In re: Hadley

Debtor was unable to pay $70,000 attorney fees accrued over several years. The attorney continued to provide legal services. In May 2008, Debtor gave the attorney possession of the titles to a 1954 MG and a 1977 Ferrari as security. There was no written security agreement. When a bank began putting pressure on Debtor, she turned over possession of the vehicles in 2012. Debtor did not sign over the titles or complete assignment of ownership forms until six days before Debtor’s Chapter 7 bankruptcy filing. The vehicles were not in working order. The attorney had some repairs done and sold the vehicles to a third party for $40,000 in November 2013. Eight months later, the Chapter 7 trustee filed an adversary complaint, 11 U.S.C. 547(b). The bankruptcy court concluded that the attorney did not have a valid or perfected attorney lien under Ohio law and that the transfer occurred within the look-back period for avoidance. The bankruptcy court granted the trustee judgment for $32,000, plus prejudgment interest.
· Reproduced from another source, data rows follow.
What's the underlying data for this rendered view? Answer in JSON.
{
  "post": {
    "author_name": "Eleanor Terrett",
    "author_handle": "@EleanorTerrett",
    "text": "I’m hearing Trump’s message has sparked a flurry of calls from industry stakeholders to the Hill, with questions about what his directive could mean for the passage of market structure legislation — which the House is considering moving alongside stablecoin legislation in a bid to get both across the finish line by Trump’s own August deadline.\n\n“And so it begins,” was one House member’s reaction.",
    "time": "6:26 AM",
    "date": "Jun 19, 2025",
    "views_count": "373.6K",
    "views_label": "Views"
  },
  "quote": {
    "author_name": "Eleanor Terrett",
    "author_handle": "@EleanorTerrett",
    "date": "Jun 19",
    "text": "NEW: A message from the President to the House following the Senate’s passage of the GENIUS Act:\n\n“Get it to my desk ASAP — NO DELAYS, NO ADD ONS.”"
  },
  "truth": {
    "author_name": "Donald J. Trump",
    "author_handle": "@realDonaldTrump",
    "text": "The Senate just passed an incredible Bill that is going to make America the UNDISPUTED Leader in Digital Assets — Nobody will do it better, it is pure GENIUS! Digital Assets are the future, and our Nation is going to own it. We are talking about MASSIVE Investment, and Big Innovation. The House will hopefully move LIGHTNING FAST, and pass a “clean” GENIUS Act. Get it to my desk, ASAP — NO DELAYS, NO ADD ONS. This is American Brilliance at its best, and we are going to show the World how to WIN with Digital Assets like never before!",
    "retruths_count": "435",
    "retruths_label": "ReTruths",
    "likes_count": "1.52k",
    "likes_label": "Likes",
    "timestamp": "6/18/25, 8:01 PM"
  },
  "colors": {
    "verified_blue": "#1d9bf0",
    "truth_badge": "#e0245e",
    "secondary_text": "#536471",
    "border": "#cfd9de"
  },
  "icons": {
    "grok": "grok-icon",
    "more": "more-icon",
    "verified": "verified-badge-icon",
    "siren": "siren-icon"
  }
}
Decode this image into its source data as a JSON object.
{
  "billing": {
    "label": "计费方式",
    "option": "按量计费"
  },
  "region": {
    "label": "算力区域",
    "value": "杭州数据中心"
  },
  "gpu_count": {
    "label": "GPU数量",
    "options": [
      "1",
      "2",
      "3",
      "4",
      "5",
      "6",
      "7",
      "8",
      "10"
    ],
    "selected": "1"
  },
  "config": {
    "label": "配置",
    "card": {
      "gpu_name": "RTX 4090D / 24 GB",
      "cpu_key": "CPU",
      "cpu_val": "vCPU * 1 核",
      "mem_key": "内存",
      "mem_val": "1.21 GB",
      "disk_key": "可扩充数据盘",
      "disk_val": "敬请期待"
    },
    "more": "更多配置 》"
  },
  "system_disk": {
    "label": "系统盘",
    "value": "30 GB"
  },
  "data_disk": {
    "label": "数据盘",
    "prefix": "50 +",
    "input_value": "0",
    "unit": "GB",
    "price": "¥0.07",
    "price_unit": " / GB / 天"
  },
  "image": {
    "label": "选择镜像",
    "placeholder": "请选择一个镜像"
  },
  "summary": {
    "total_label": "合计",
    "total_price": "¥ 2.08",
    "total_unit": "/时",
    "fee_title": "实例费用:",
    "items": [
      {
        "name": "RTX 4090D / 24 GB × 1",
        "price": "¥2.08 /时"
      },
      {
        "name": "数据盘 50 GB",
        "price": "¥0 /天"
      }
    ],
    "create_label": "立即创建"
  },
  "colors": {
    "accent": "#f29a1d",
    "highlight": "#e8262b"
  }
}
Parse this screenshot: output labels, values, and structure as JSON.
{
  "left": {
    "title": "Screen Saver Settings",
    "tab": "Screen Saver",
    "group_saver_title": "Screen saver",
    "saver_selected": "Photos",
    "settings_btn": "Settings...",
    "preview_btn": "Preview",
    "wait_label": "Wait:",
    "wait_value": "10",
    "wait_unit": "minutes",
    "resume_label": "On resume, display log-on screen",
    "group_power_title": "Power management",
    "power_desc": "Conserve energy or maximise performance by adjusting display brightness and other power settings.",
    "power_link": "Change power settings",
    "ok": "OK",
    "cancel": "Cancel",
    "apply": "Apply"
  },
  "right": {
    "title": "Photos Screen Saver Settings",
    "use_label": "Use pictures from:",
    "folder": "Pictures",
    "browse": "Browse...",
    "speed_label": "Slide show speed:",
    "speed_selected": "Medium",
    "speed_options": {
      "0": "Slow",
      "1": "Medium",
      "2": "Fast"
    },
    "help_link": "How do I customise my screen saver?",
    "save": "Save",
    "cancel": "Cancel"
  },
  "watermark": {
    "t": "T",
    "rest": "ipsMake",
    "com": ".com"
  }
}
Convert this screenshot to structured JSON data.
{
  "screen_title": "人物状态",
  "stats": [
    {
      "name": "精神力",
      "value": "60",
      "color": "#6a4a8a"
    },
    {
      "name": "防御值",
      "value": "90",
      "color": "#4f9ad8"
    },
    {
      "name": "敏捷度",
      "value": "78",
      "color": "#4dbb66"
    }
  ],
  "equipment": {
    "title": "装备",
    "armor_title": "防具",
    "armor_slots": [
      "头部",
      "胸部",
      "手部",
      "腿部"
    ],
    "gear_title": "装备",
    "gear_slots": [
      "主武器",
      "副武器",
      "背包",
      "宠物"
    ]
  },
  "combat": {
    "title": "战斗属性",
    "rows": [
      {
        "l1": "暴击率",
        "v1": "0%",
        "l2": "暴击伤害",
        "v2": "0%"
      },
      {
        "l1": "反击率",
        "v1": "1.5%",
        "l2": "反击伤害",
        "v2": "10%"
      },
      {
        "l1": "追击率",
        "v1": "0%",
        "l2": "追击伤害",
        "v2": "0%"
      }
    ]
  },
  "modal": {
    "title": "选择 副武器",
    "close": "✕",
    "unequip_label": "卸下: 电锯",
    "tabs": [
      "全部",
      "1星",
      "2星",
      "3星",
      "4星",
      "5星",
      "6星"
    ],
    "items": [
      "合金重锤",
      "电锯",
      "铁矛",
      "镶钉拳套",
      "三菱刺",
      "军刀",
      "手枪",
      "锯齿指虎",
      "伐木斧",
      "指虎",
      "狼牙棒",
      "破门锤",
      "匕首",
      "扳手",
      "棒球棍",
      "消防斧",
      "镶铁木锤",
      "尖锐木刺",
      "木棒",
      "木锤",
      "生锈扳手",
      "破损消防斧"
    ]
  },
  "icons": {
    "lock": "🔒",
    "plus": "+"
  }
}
The Sixth Circuit Bankruptcy Appellate Panel affirmed, upholding the determination of value. The transfer was preferential; the bankruptcy court found unsecured creditors would receive no distribution, so the attorney received more than he would have in the Chapter 7. View "In re: Hadley" on Justia Law